BBC NEWS Americas Africa Europe Middle East South Asia Asia Pacific Arabic Spanish Russian Chinese Welsh
BBCi CATEGORIES   TV   RADIO   COMMUNICATE   WHERE I LIVE   INDEX    SEARCH 

BBC NEWS
 You are in: UK: England
Front Page 
World 
UK 
England 
Northern Ireland 
Scotland 
Wales 
UK Politics 
Business 
Sci/Tech 
Health 
Education 
Entertainment 
Talking Point 
In Depth 
AudioVideo 


Commonwealth Games 2002

BBC Sport

BBC Weather

SERVICES 
Tuesday, 27 November, 2001, 14:32 GMT
Advert 'offends' Geordies
Nicholas Lyndhurst
Nicholas Lyndhurst stars in the adverts
A television advertisement featuring a fat Newcastle upon Tyne family has been criticised as offensive to Geordies.

The Independent Television Commission (ITC) is to examine whether the item breaches its code on advertising standards.

The WH Smith Christmas commercial, starring Only Fools and Horses actor Nicholas Lyndhurst, features an overweight family eating messily in front of the television.

The ITC has received complaints about its portrayal of people from the North East and of obesity.

A spokeswoman for the ITC said: "We have had 32 complaints, which is not a particularly high number for an advertisement.

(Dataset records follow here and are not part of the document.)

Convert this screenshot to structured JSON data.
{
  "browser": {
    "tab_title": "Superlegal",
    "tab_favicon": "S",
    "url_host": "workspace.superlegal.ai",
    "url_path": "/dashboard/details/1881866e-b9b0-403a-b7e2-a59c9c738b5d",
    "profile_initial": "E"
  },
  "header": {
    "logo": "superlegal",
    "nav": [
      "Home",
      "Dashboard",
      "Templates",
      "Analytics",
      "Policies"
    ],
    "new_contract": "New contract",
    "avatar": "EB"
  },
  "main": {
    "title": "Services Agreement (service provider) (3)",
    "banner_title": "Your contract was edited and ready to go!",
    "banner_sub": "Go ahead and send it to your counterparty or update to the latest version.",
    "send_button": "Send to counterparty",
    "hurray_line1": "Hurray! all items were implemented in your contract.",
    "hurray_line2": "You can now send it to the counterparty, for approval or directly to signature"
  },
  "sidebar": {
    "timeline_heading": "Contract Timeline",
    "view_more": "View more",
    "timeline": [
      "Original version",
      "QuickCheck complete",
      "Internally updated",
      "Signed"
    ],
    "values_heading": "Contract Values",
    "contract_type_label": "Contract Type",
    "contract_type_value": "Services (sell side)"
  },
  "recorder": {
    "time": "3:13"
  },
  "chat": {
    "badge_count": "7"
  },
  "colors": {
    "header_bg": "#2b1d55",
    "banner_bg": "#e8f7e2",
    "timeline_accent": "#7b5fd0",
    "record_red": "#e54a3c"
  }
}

Decision expected

"A third of the complaints are about the portrayal of obesity while the other two-thirds is to do with regional stereo-typing."

WH Smith has apologised, insisting it never intended to cause offence.

The ITC's code states: "No advertisement may offend against good taste or decency or be offensive to public feeling, and no advertisement should prejudice respect for human dignity."

The ITC spokeswoman said it should be able to make a decision on whether the advertisement has breached the code within two to three weeks.

Company explanation

A statement issued by WH Smith said: "WH Smith has used Nicholas Lyndhurst to portray the Smith Family in its various guises at Christmas time over the last six years.

"This year the campaign was intended to convey a lighthearted approach to entertaining relatives at Christmas as many people across the country do.

"It was not intended to cause offence in any way to anyone.

"We apologise profusely for any offence caused and can assure you that all comments will be noted and collated with our extensive customer research that we commission on all advertising."


Click here to go to Tyne
See also:

31 Oct 01 | Business
MG Rover nicked for speeding
18 Jun 01 | TV and Radio
Racism 'reinforced' in TV adverts
30 May 01 | Business
Has the ASA had its day?
Internet links:


The BBC is not responsible for the content of external internet sites

Links to more England stories are at the foot of the page.


E-mail this story to a friend

Links to more England stories